Undertaking a landscaping project means making thousands of decisions. One of the most contested ones will almost certainly be around ground cover. What material is the best? Two popular options often find themselves in a showdown: rubber chips and gravel. The surface material you choose significantly impacts the aesthetic appeal, functionality, and environmental footprint of your outdoor space. Both rubber chips and gravel offer distinct advantages and drawbacks, leaving homeowners and landscapers preaching two competing opinions.

Understanding the Origin

Rubber chips, also known as rubber mulch, hail from recycled tires. Car tires and truck tires are sent through a conveyor belt into tire shredding and rubber mulch machines. The wire and nylon impurities are sifted out and sometimes color is added. The old and worn-out tires come out the far side of the rubber recycling plant as brand new rubber chips. These tires would otherwise end up in landfill.

Gravel, in contrast, originates from natural deposits found in riverbeds, quarries, or gravel pits. The extraction of gravel involves heavy machinery, like diggers and dump trucks to extract and process the material. Gravel mining can have significant environmental impacts, including habitat destruction, erosion, and pollution. Additionally, the transportation of gravel from mining sites to end-users contributes to air and noise pollution, as well as greenhouse gas emissions.

Already you can see how the seemingly more natural product, gravel, in fact may be hurting the environment compared to saving tires from landfill. With that in mind, let’s jump into a good, old pros and cons list between the two materials.

Rubber Chips Pros:

  1. Durability: Rubber chips have exceptional longevity, resisting decomposition and weathering far better than organic alternatives like wood chips.
  2. Safety: They provide a soft and cushioned surface, making them ideal for playgrounds and areas frequented by children or elderly, reducing the risk of injuries from falls.
  3. Weed Suppression: Due to their density, rubber chips effectively inhibit weed growth, minimizing maintenance efforts.
  4. Color Variety: Available in a spectrum of colors, rubber chips offer versatility in design, allowing customization to suit different aesthetics.

Rubber Chips Cons:

  1. Heat Absorption: On hot days, rubber chips can retain heat, potentially making the surface uncomfortable for bare feet.
  2. Initial Cost: They tend to be more expensive upfront compared to gravel, although their long lifespan may offset this cost over time.
  3. Aesthetics: Some critics argue that rubber chips lack the natural aesthetic of gravel or other organic materials.

Gravel Pros:

  1. Natural Aesthetics: Gravel lends a rustic and natural look to landscapes, blending seamlessly with various outdoor settings.
  2. Permeability: Unlike impermeable surfaces, gravel allows water to penetrate through, promoting drainage and preventing waterlogging.
  3. Heat Reflection: Gravel tends to reflect heat rather than absorb it, making it cooler under foot during hot weather.
  4. Cost-Effective: Gravel typically comes at a lower initial cost compared to rubber chips, making it a budget-friendly option for landscaping projects.

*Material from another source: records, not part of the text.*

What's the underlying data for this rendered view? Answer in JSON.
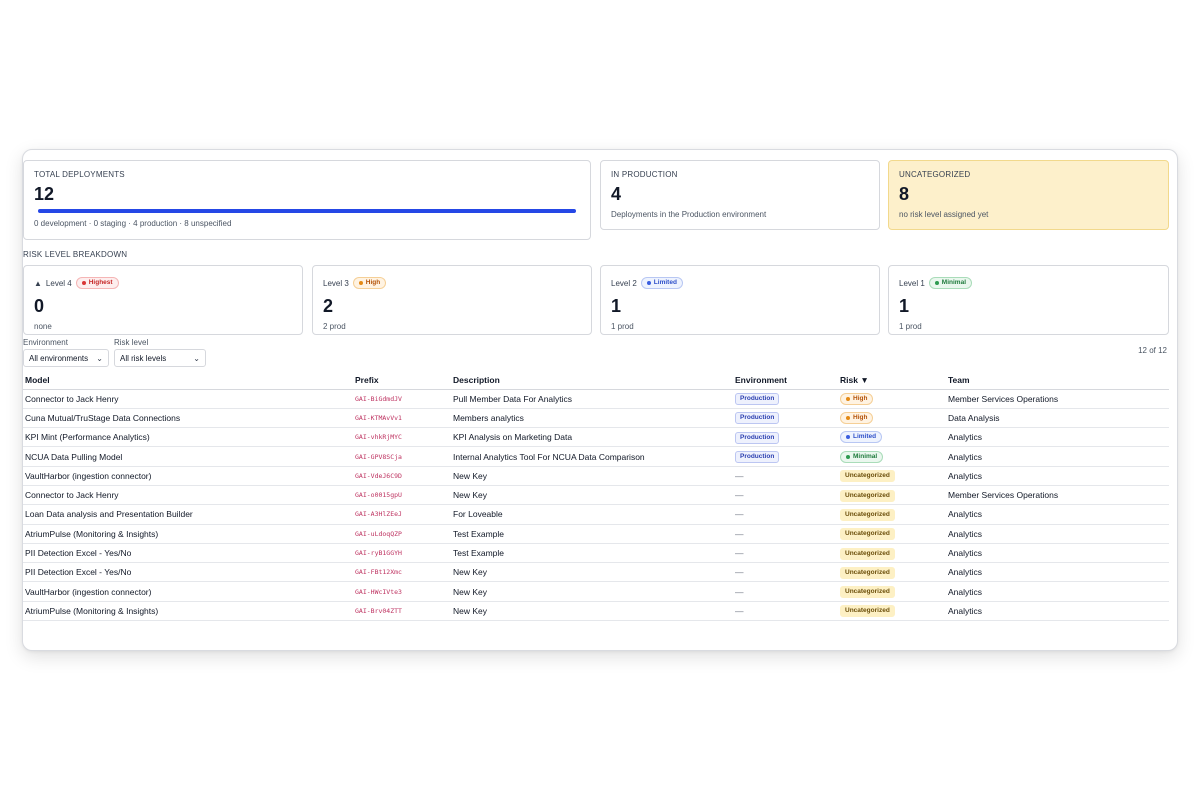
{
  "stats": {
    "total": {
      "label": "TOTAL DEPLOYMENTS",
      "value": "12",
      "progress": 1.0,
      "breakdown": "0 development · 0 staging · 4 production · 8 unspecified"
    },
    "production": {
      "label": "IN PRODUCTION",
      "value": "4",
      "sub": "Deployments in the Production environment"
    },
    "uncategorized": {
      "label": "UNCATEGORIZED",
      "value": "8",
      "sub": "no risk level assigned yet"
    }
  },
  "risk": {
    "title": "RISK LEVEL BREAKDOWN",
    "levels": [
      {
        "name": "Level 4",
        "badge": "Highest",
        "count": "0",
        "sub": "none"
      },
      {
        "name": "Level 3",
        "badge": "High",
        "count": "2",
        "sub": "2 prod"
      },
      {
        "name": "Level 2",
        "badge": "Limited",
        "count": "1",
        "sub": "1 prod"
      },
      {
        "name": "Level 1",
        "badge": "Minimal",
        "count": "1",
        "sub": "1 prod"
      }
    ]
  },
  "filters": {
    "environment": {
      "label": "Environment",
      "value": "All environments"
    },
    "risk": {
      "label": "Risk level",
      "value": "All risk levels"
    },
    "count": "12 of 12"
  },
  "table": {
    "headers": [
      "Model",
      "Prefix",
      "Description",
      "Environment",
      "Risk ▼",
      "Team"
    ],
    "rows": [
      {
        "model": "Connector to Jack Henry",
        "prefix": "GAI-BiGdmdJV",
        "description": "Pull Member Data For Analytics",
        "environment": "Production",
        "risk": "High",
        "risk_kind": "orange",
        "team": "Member Services Operations"
      },
      {
        "model": "Cuna Mutual/TruStage Data Connections",
        "prefix": "GAI-KTMAvVv1",
        "description": "Members analytics",
        "environment": "Production",
        "risk": "High",
        "risk_kind": "orange",
        "team": "Data Analysis"
      },
      {
        "model": "KPI Mint (Performance Analytics)",
        "prefix": "GAI-vhkRjMYC",
        "description": "KPI Analysis on Marketing Data",
        "environment": "Production",
        "risk": "Limited",
        "risk_kind": "blue",
        "team": "Analytics"
      },
      {
        "model": "NCUA Data Pulling Model",
        "prefix": "GAI-GPV8SCja",
        "description": "Internal Analytics Tool For NCUA Data Comparison",
        "environment": "Production",
        "risk": "Minimal",
        "risk_kind": "green",
        "team": "Analytics"
      },
      {
        "model": "VaultHarbor (ingestion connector)",
        "prefix": "GAI-VdeJ6C9D",
        "description": "New Key",
        "environment": "—",
        "risk": "Uncategorized",
        "risk_kind": "uncat",
        "team": "Analytics"
      },
      {
        "model": "Connector to Jack Henry",
        "prefix": "GAI-o0015gpU",
        "description": "New Key",
        "environment": "—",
        "risk": "Uncategorized",
        "risk_kind": "uncat",
        "team": "Member Services Operations"
      },
      {
        "model": "Loan Data analysis and Presentation Builder",
        "prefix": "GAI-A3HlZEeJ",
        "description": "For Loveable",
        "environment": "—",
        "risk": "Uncategorized",
        "risk_kind": "uncat",
        "team": "Analytics"
      },
      {
        "model": "AtriumPulse (Monitoring & Insights)",
        "prefix": "GAI-uLdoqQZP",
        "description": "Test Example",
        "environment": "—",
        "risk": "Uncategorized",
        "risk_kind": "uncat",
        "team": "Analytics"
      },
      {
        "model": "PII Detection Excel - Yes/No",
        "prefix": "GAI-ryB1GGYH",
        "description": "Test Example",
        "environment": "—",
        "risk": "Uncategorized",
        "risk_kind": "uncat",
        "team": "Analytics"
      },
      {
        "model": "PII Detection Excel - Yes/No",
        "prefix": "GAI-FBt12Xmc",
        "description": "New Key",
        "environment": "—",
        "risk": "Uncategorized",
        "risk_kind": "uncat",
        "team": "Analytics"
      },
      {
        "model": "VaultHarbor (ingestion connector)",
        "prefix": "GAI-HWcIVte3",
        "description": "New Key",
        "environment": "—",
        "risk": "Uncategorized",
        "risk_kind": "uncat",
        "team": "Analytics"
      },
      {
        "model": "AtriumPulse (Monitoring & Insights)",
        "prefix": "GAI-Brv04ZTT",
        "description": "New Key",
        "environment": "—",
        "risk": "Uncategorized",
        "risk_kind": "uncat",
        "team": "Analytics"
      }
    ]
  },
  "colors": {
    "accent": "#2547e6",
    "warn_bg": "#fdf0cb"
  },
  "icons": {
    "level4": "warning-triangle-icon",
    "chevron": "chevron-down-icon"
  }
}
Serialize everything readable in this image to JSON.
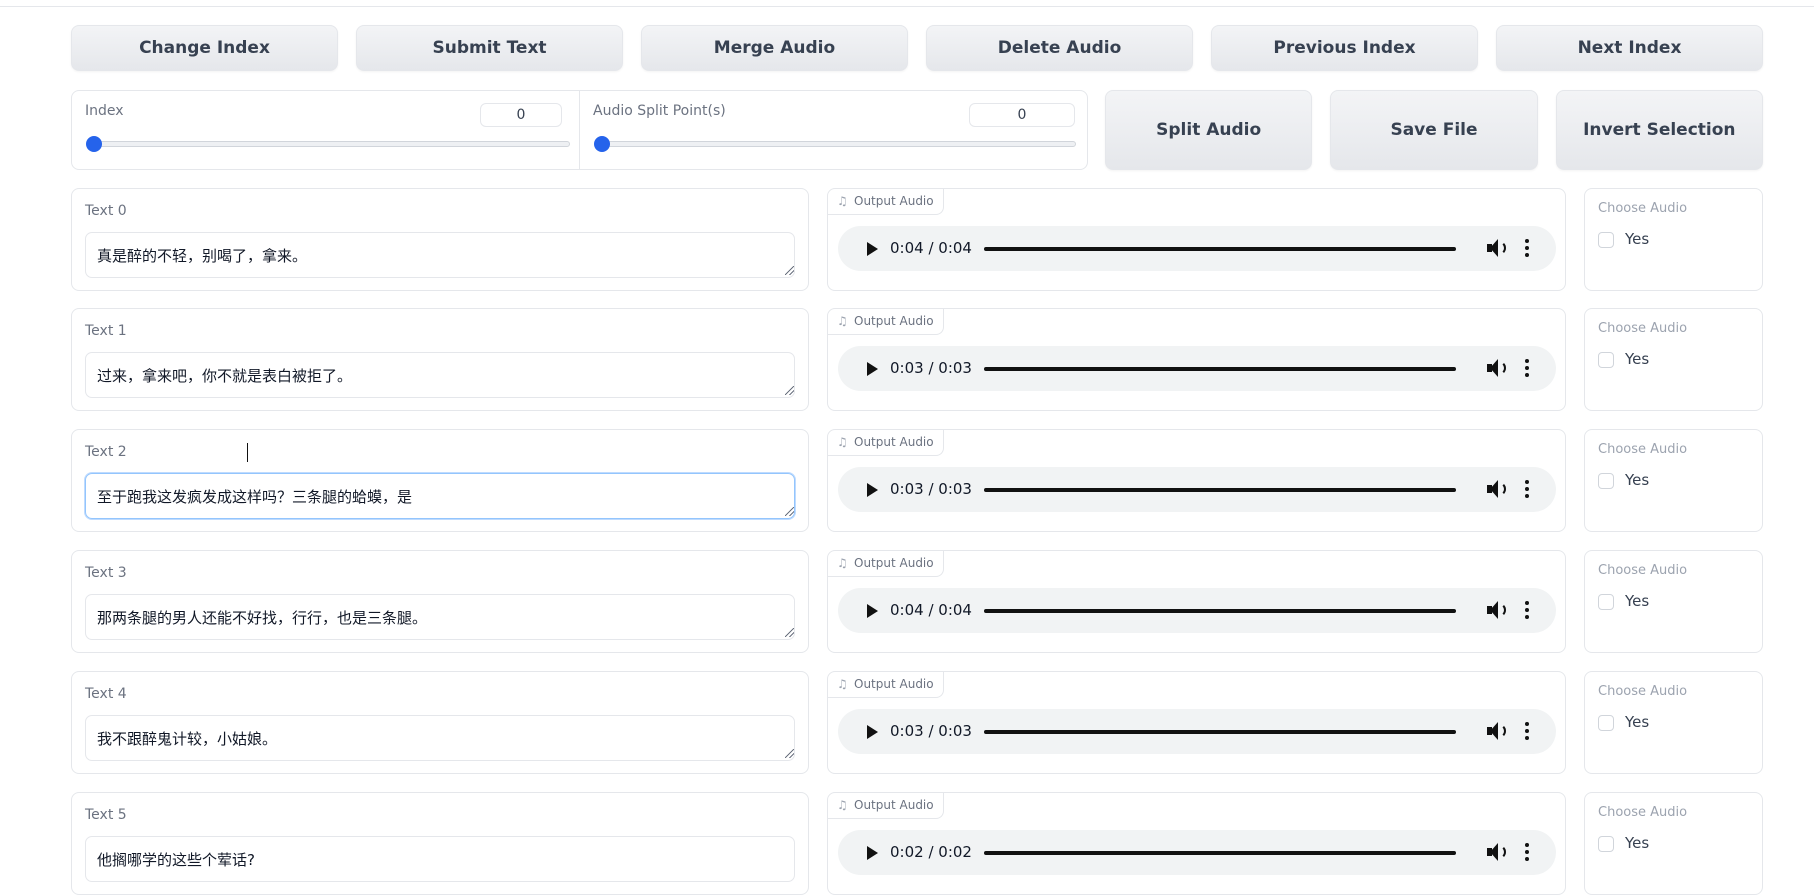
{
  "toolbar": {
    "buttons": [
      "Change Index",
      "Submit Text",
      "Merge Audio",
      "Delete Audio",
      "Previous Index",
      "Next Index"
    ]
  },
  "sliders": {
    "index": {
      "label": "Index",
      "value": "0"
    },
    "split": {
      "label": "Audio Split Point(s)",
      "value": "0"
    }
  },
  "actions": [
    "Split Audio",
    "Save File",
    "Invert Selection"
  ],
  "rows": [
    {
      "label": "Text 0",
      "text": "真是醉的不轻，别喝了，拿来。",
      "audio_label": "Output Audio",
      "time": "0:04 / 0:04",
      "choose_label": "Choose Audio",
      "checkbox_label": "Yes"
    },
    {
      "label": "Text 1",
      "text": "过来，拿来吧，你不就是表白被拒了。",
      "audio_label": "Output Audio",
      "time": "0:03 / 0:03",
      "choose_label": "Choose Audio",
      "checkbox_label": "Yes"
    },
    {
      "label": "Text 2",
      "text": "至于跑我这发疯发成这样吗？三条腿的蛤蟆，是",
      "audio_label": "Output Audio",
      "time": "0:03 / 0:03",
      "choose_label": "Choose Audio",
      "checkbox_label": "Yes"
    },
    {
      "label": "Text 3",
      "text": "那两条腿的男人还能不好找，行行，也是三条腿。",
      "audio_label": "Output Audio",
      "time": "0:04 / 0:04",
      "choose_label": "Choose Audio",
      "checkbox_label": "Yes"
    },
    {
      "label": "Text 4",
      "text": "我不跟醉鬼计较，小姑娘。",
      "audio_label": "Output Audio",
      "time": "0:03 / 0:03",
      "choose_label": "Choose Audio",
      "checkbox_label": "Yes"
    },
    {
      "label": "Text 5",
      "text": "他搁哪学的这些个荤话?",
      "audio_label": "Output Audio",
      "time": "0:02 / 0:02",
      "choose_label": "Choose Audio",
      "checkbox_label": "Yes"
    }
  ],
  "icons": {
    "audio_tag": "music-note-icon",
    "play": "play-icon",
    "volume": "volume-icon",
    "more": "more-vertical-icon"
  },
  "colors": {
    "accent": "#2563eb",
    "focus_border": "#93c5fd"
  }
}
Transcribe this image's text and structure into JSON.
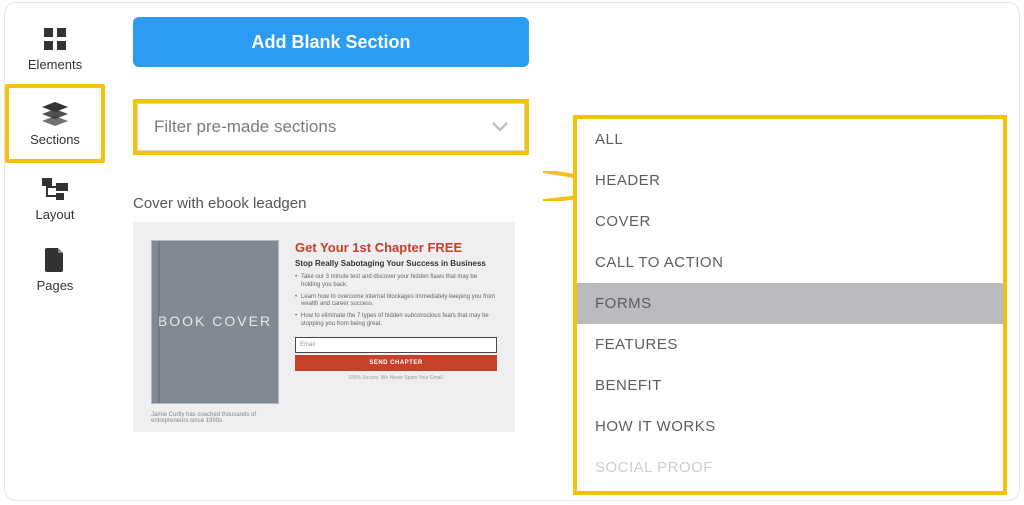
{
  "sidebar": {
    "items": [
      {
        "label": "Elements"
      },
      {
        "label": "Sections"
      },
      {
        "label": "Layout"
      },
      {
        "label": "Pages"
      }
    ]
  },
  "toolbar": {
    "add_blank_label": "Add Blank Section"
  },
  "filter": {
    "placeholder": "Filter pre-made sections",
    "options": [
      "ALL",
      "HEADER",
      "COVER",
      "CALL TO ACTION",
      "FORMS",
      "FEATURES",
      "BENEFIT",
      "HOW IT WORKS",
      "SOCIAL PROOF"
    ],
    "active_index": 4
  },
  "section": {
    "title": "Cover with ebook leadgen",
    "preview": {
      "book_text": "BOOK COVER",
      "headline": "Get Your 1st Chapter FREE",
      "sub": "Stop Really Sabotaging Your Success in Business",
      "bullets": [
        "Take our 3 minute test and discover your hidden flaws that may be holding you back.",
        "Learn how to overcome internal blockages immediately keeping you from wealth and career success.",
        "How to eliminate the 7 types of hidden subconscious fears that may be stopping you from being great."
      ],
      "email_placeholder": "Email",
      "cta": "SEND CHAPTER",
      "secure": "100% Secure. We Never Spam Your Email.",
      "author_note": "Jamie Curtly has coached thousands of entrepreneurs since 1990s"
    }
  },
  "colors": {
    "highlight": "#f4c20d",
    "primary": "#2b9cf2",
    "accent_red": "#c7402a"
  }
}
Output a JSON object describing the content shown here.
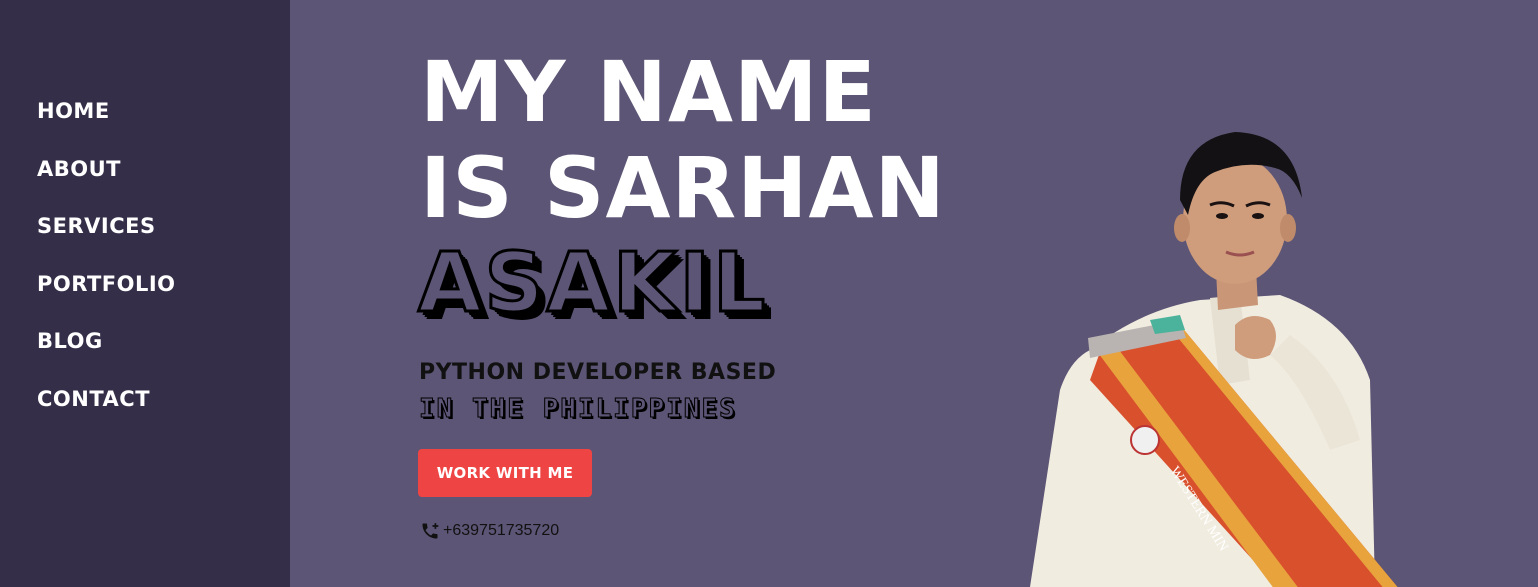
{
  "sidebar": {
    "items": [
      {
        "label": "HOME"
      },
      {
        "label": "ABOUT"
      },
      {
        "label": "SERVICES"
      },
      {
        "label": "PORTFOLIO"
      },
      {
        "label": "BLOG"
      },
      {
        "label": "CONTACT"
      }
    ]
  },
  "hero": {
    "headline_line1": "MY NAME",
    "headline_line2": "IS SARHAN",
    "surname": "ASAKIL",
    "tagline_line1": "PYTHON DEVELOPER BASED",
    "tagline_line2": "IN THE PHILIPPINES",
    "cta_label": "WORK WITH ME",
    "phone": "+639751735720",
    "sash_text": "WESTERN MIN"
  },
  "colors": {
    "sidebar_bg": "#342e48",
    "main_bg": "#5c5575",
    "accent": "#ef4444",
    "text_light": "#ffffff",
    "text_dark": "#111111"
  },
  "icons": {
    "phone": "phone-plus-icon"
  }
}
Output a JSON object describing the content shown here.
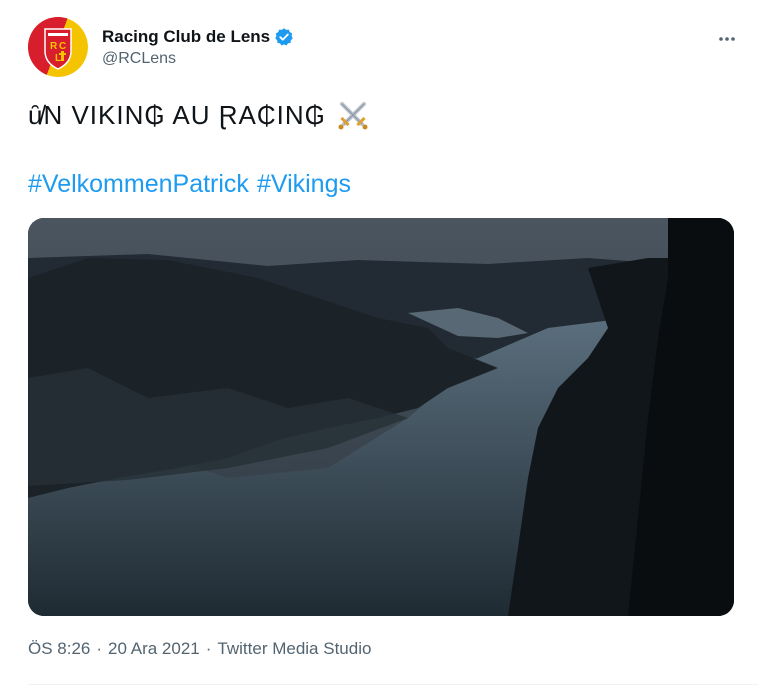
{
  "author": {
    "display_name": "Racing Club de Lens",
    "handle": "@RCLens",
    "avatar_icon": "rc-lens-crest-icon",
    "verified_icon": "verified-badge-icon",
    "crest_letters": "RCL"
  },
  "tweet": {
    "text_line": "ȗ̸N VIKIN₲ AU ⱤA₵IN₲",
    "emoji_icon": "crossed-swords-icon",
    "hashtags": [
      "#VelkommenPatrick",
      "#Vikings"
    ]
  },
  "media": {
    "type": "video",
    "description_icon": "fjord-video-thumbnail"
  },
  "meta": {
    "time": "ÖS 8:26",
    "separator1": "·",
    "date": "20 Ara 2021",
    "separator2": "·",
    "source": "Twitter Media Studio"
  },
  "colors": {
    "accent": "#1d9bf0",
    "secondary_text": "#536471",
    "primary_text": "#0f1419",
    "crest_red": "#d81e2c",
    "crest_yellow": "#f5c400"
  },
  "icons": {
    "more": "more-options-icon"
  }
}
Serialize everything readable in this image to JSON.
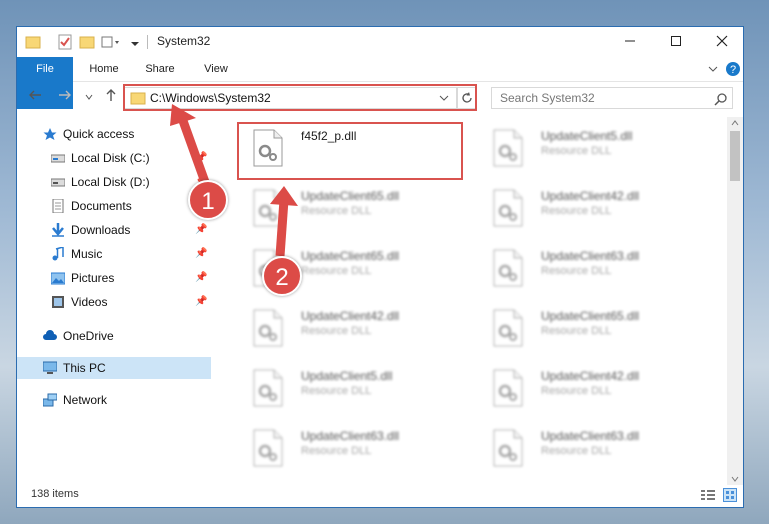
{
  "window": {
    "title": "System32",
    "controls": [
      "minimize-icon",
      "maximize-icon",
      "close-icon"
    ]
  },
  "ribbon": {
    "tabs": [
      {
        "label": "File"
      },
      {
        "label": "Home"
      },
      {
        "label": "Share"
      },
      {
        "label": "View"
      }
    ]
  },
  "address": {
    "path": "C:\\Windows\\System32",
    "search_placeholder": "Search System32"
  },
  "nav": {
    "items": [
      {
        "label": "Quick access",
        "icon": "star-icon"
      },
      {
        "label": "Local Disk (C:)",
        "icon": "drive-icon"
      },
      {
        "label": "Local Disk (D:)",
        "icon": "drive-icon"
      },
      {
        "label": "Documents",
        "icon": "documents-icon"
      },
      {
        "label": "Downloads",
        "icon": "download-icon"
      },
      {
        "label": "Music",
        "icon": "music-icon"
      },
      {
        "label": "Pictures",
        "icon": "pictures-icon"
      },
      {
        "label": "Videos",
        "icon": "videos-icon"
      },
      {
        "label": "OneDrive",
        "icon": "cloud-icon"
      },
      {
        "label": "This PC",
        "icon": "pc-icon"
      },
      {
        "label": "Network",
        "icon": "network-icon"
      }
    ]
  },
  "files": [
    {
      "name": "f45f2_p.dll",
      "type": ""
    },
    {
      "name": "UpdateClient5.dll",
      "type": "Resource DLL"
    },
    {
      "name": "UpdateClient65.dll",
      "type": "Resource DLL"
    },
    {
      "name": "UpdateClient42.dll",
      "type": "Resource DLL"
    },
    {
      "name": "UpdateClient65.dll",
      "type": "Resource DLL"
    },
    {
      "name": "UpdateClient63.dll",
      "type": "Resource DLL"
    },
    {
      "name": "UpdateClient42.dll",
      "type": "Resource DLL"
    },
    {
      "name": "UpdateClient65.dll",
      "type": "Resource DLL"
    },
    {
      "name": "UpdateClient5.dll",
      "type": "Resource DLL"
    },
    {
      "name": "UpdateClient42.dll",
      "type": "Resource DLL"
    },
    {
      "name": "UpdateClient63.dll",
      "type": "Resource DLL"
    },
    {
      "name": "UpdateClient63.dll",
      "type": "Resource DLL"
    }
  ],
  "status": {
    "item_count": "138 items"
  },
  "annotations": {
    "step1": "1",
    "step2": "2",
    "color": "#dc4b47"
  }
}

Gravel Cons:

  1. Weed Growth: Gravel may require more frequent weeding compared to rubber chips, as it doesn’t offer the same level of weed suppression.
  2. Maintenance: Especially in heavy rainfall areas, gravel may shift or disperse, requiring periodic replenishment or adjustment to maintain its appearance and functionality.
  3. Hardness: While gravel provides a stable surface, it lacks the cushioning properties of rubber chips, potentially posing a higher risk of injury from falls.

Health Controversy:

In the past there has been concern over recycled rubber’s potential toxicity. Some suggest that rubber mulch may release harmful chemicals or heavy metals over time, raising questions about its safety, particularly in areas where children play. However, regulatory bodies such as the Environmental Protection Agency (EPA) and the Consumer Product Safety Commission (CPSC) have conducted assessments and concluded that the levels of these substances in rubber mulch are well within acceptable limits and pose minimal risk to human health. Nonetheless, it’s essential to use rubber chips from reputable sources and follow recommended safety guidelines. These are logical rules such as avoiding direct ingestion and ensuring proper ventilation during installation.

Interestingly, there is less of a debate around the use of gravel because it seems more natural. However, eating gravel is probably similarly bad for your health and we all know that a stumble on gravel causes painful grazing.


Ultimately, the debate over rubber chips and gravel comes down to priorities. It depends on various factors, including aesthetics, budget, intended use, and environmental considerations. For areas where safety and durability are paramount, such as playgrounds or high-traffic zones, rubber chips may offer the best solution. Conversely, gravel shines in applications where natural aesthetics and cost-effectiveness take precedence, such as remote areas or decorative landscaping. Whichever option you choose, do some research to assure the surface that not only enhances your outdoor space but also aligns with your priorities and values.